→ Description of the task: Gather up every line from the entries below that uses the word "imaginé".

____________

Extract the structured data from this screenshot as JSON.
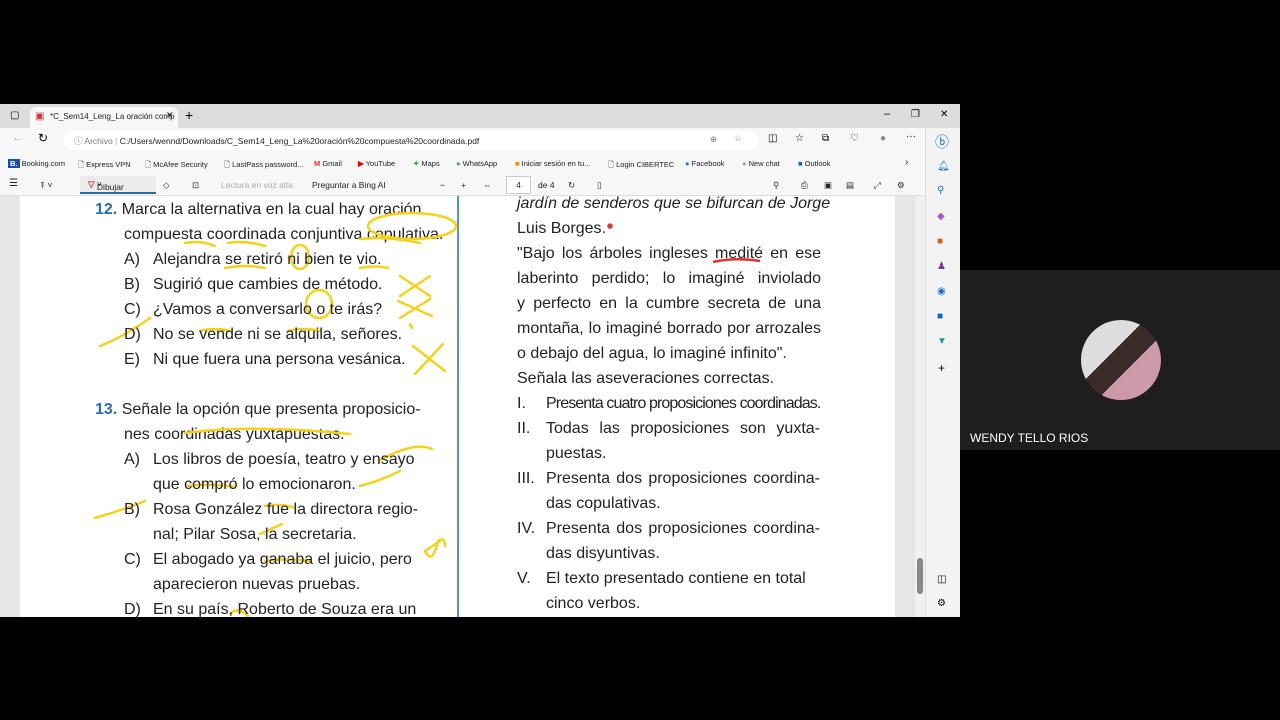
{
  "browser": {
    "tab_title": "*C_Sem14_Leng_La oración comp",
    "url_prefix": "Archivo",
    "url": "C:/Users/wennd/Downloads/C_Sem14_Leng_La%20oración%20compuesta%20coordinada.pdf"
  },
  "bookmarks": [
    "Booking.com",
    "Express VPN",
    "McAfee Security",
    "LastPass password...",
    "Gmail",
    "YouTube",
    "Maps",
    "WhatsApp",
    "Iniciar sesión en tu...",
    "Login CIBERTEC",
    "Facebook",
    "New chat",
    "Outlook"
  ],
  "pdf_toolbar": {
    "draw": "Dibujar",
    "read_aloud": "Lectura en voz alta",
    "ask_bing": "Preguntar a Bing AI",
    "page": "4",
    "of": "de 4"
  },
  "left": {
    "q12_num": "12.",
    "q12_l1": "Marca la alternativa en la cual hay oración",
    "q12_l2": "compuesta coordinada conjuntiva copulativa.",
    "q12_opts": [
      [
        "A)",
        "Alejandra se retiró ni bien te vio."
      ],
      [
        "B)",
        "Sugirió que cambies de método."
      ],
      [
        "C)",
        "¿Vamos a conversarlo o te irás?"
      ],
      [
        "D)",
        "No se vende ni se alquila, señores."
      ],
      [
        "E)",
        "Ni que fuera una persona vesánica."
      ]
    ],
    "q13_num": "13.",
    "q13_l1": "Señale la opción que presenta proposicio-",
    "q13_l2": "nes coordinadas yuxtapuestas.",
    "q13_lines": [
      [
        "A)",
        "Los libros de poesía, teatro y ensayo"
      ],
      [
        "",
        "que compró lo emocionaron."
      ],
      [
        "B)",
        "Rosa González fue la directora regio-"
      ],
      [
        "",
        "nal; Pilar Sosa, la secretaria."
      ],
      [
        "C)",
        "El abogado ya ganaba el juicio, pero"
      ],
      [
        "",
        "aparecieron nuevas pruebas."
      ],
      [
        "D)",
        "En su país, Roberto de Souza era un"
      ]
    ]
  },
  "right": {
    "lines": [
      "jardín de senderos que se bifurcan de Jorge",
      "Luis Borges.",
      "\"Bajo los árboles ingleses medité en ese",
      "laberinto perdido; lo imaginé inviolado",
      "y perfecto en la cumbre secreta de una",
      "montaña, lo imaginé borrado por arrozales",
      "o debajo del agua, lo imaginé infinito\".",
      "Señala las aseveraciones correctas."
    ],
    "options": [
      [
        "I.",
        "Presenta cuatro proposiciones coordinadas."
      ],
      [
        "II.",
        "Todas las proposiciones son yuxta-"
      ],
      [
        "",
        "puestas."
      ],
      [
        "III.",
        "Presenta dos proposiciones coordina-"
      ],
      [
        "",
        "das copulativas."
      ],
      [
        "IV.",
        "Presenta dos proposiciones coordina-"
      ],
      [
        "",
        "das disyuntivas."
      ],
      [
        "V.",
        "El texto presentado contiene en total"
      ],
      [
        "",
        "cinco verbos."
      ]
    ]
  },
  "participant": {
    "name": "WENDY TELLO RIOS"
  }
}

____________

→ Your solution:
      "laberinto perdido; lo imaginé inviolado",
      "montaña, lo imaginé borrado por arrozales",
      "o debajo del agua, lo imaginé infinito\".",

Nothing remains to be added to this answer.